If there is one band that took 2015 by storm, it was without a doubt Pennsylvanian metalcore act Varials. Failure//Control was a monstrous step forward not just for the band, but for the more hardcore-tinted side of metalcore, thrusting the riff-driven, ultra-heavy variant of the genre right into the limelight (with the help of some nudist moshing). Absolution sees the band returning, once more, with more variety and dynamic songwriting—proving that if there’s any band that can live up to seemingly insurmountable heaps of hype, it is, once more, Varials.

Instrumentally, the band still dominate with a carefully blended amalgam of dirty, gritty aggression and smooth songwriting, allowing the group to expertly transition between mind-boggling heaviness and bouncy, riff-driven chaos. Defined by brilliant, catchy percussion (complete with Sean Rauchut’s ridiculous ride bell) topped off with bold bass guitar and fretwork that oscillates between thrashy (see: the solo in “Iota”) and raunchy (see: the breakdown that follows the solo in “Iota”), Varials’ half of Absolution is everything the listener could want and then some. “Iota” is the more dynamic and intriguing of the two, as Varials step once more out of their comfort zone, adding a cool-and-catchy solo into the mix—where “Bite” is the brutalizing, belligerent mosh anthem that the group are known for. The two tracks work in harmony—with vocalist Travis Tabron exploring concepts of confinement and defeat on “Iota,” yet lashing out at the world with “Bite,” expertly following each of the songs’ respective musical tactics. When it comes down to it, “Iota” and “Bite” are Varials at the top of their game—catchy enough to earn new fans out of old skeptics, and ruthless enough to keep their rightfully-earned following coming back for more.




Vicious Embrace 


Where Varials are a band that spent 2015 transforming into a household name, Vicious Embrace step up to the plate with much less of a reputation for themselves—but just as much aggression and intensity. The latter half of Absolution sees Vicious Embrace letting loose with a more metallic hardcore take on contemporary metalcore, adding chaos and zeal at regular intervals throughout “Another Cog in the Machine” and “Cries Left Unheard.” Where the group are less straightforward than their Pennsylvanian counterparts, they still keep the listener’s head banging—and their head racing to keep up.

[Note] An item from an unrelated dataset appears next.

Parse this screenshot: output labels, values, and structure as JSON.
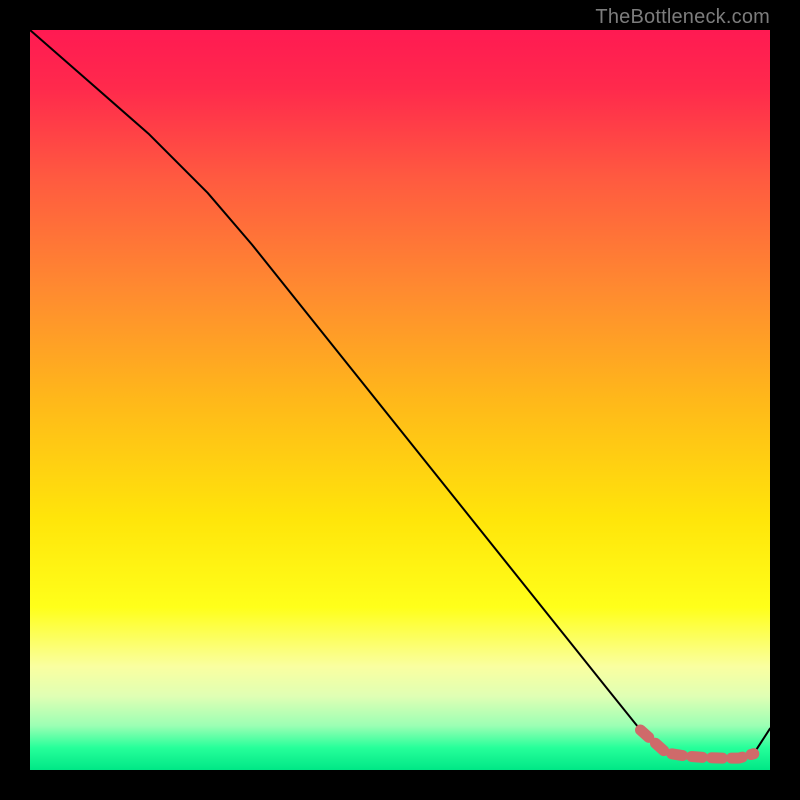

Vicious Embrace a firm foundation of fast-paced and pissed off hardcore and spice it up with frantic fretwork and spastic percussion that keeps the listener on the edge of their seat for the entirety of their half of the split. “Another Cog in the Machine” begins earnestly enough—but quickly the group’s penchant for flashy guitars manifests with flashy fill and jarring harmonics tossed here and there among their low, gritty riffing. In this fashion, Vicious Embrace continue throughout the remainder of “Cog,” and all the way until the end of “Cries Left Unheard”—oscillating between two-steppy riffs and thrashy, headbang-inducing mayhem that takes swift but sinister detours into devastating, chugged-out brutality. While Vicious Embrace’s portions of Absolution may be less polished than Varials’, this doesn’t stop their six minutes of material from sweeping the listener off their feet—as those who had never heard of the group will definitely look into them more after having heard “Cries Left Unheard.”





Too often, split EPs are either boring B-sides by “big” bands, or a time for one band to release great new material while dragging their friend’s/brother’s/boss’ band along for the ride. Absolution is neither. It sees two excellent bands working side-by-side to put forth some of their best material yet, making it a welcome change of pace for those who almost dread listening to split releases.


For Fans Of: xRepentancex, Knocked Loose, Left Behind, Kingmaker, Relapse

By: Connor Welsh